[Start of section]
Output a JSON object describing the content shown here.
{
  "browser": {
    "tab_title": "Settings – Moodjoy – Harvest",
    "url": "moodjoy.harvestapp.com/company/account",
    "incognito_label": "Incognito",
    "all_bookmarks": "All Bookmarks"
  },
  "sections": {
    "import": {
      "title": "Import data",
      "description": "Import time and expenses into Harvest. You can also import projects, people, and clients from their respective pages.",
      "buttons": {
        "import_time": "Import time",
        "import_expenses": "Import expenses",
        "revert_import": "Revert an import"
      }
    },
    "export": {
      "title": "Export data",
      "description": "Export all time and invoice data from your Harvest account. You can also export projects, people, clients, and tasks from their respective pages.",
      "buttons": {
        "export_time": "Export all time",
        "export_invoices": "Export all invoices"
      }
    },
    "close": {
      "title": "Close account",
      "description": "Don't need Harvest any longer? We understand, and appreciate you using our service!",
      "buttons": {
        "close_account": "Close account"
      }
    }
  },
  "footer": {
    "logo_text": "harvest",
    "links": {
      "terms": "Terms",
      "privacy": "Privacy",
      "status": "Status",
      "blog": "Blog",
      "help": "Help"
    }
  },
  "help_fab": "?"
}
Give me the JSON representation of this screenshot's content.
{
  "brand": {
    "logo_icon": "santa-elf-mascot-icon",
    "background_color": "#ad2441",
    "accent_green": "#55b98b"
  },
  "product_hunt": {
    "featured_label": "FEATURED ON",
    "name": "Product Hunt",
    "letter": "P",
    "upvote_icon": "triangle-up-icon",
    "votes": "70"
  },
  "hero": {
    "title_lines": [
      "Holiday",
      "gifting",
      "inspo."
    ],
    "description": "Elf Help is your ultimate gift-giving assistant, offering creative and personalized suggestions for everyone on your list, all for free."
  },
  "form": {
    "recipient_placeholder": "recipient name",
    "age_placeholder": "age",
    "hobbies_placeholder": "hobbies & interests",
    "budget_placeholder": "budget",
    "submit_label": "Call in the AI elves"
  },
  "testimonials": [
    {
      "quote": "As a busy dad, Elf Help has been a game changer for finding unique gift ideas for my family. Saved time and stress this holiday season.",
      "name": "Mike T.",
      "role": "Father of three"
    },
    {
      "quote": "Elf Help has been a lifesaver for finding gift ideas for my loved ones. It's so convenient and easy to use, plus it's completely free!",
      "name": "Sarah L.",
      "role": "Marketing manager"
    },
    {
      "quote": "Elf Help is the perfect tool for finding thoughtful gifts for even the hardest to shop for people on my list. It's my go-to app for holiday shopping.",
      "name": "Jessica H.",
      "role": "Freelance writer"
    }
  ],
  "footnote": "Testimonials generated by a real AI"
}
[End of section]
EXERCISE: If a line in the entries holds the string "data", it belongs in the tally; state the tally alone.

SOLUTION: 3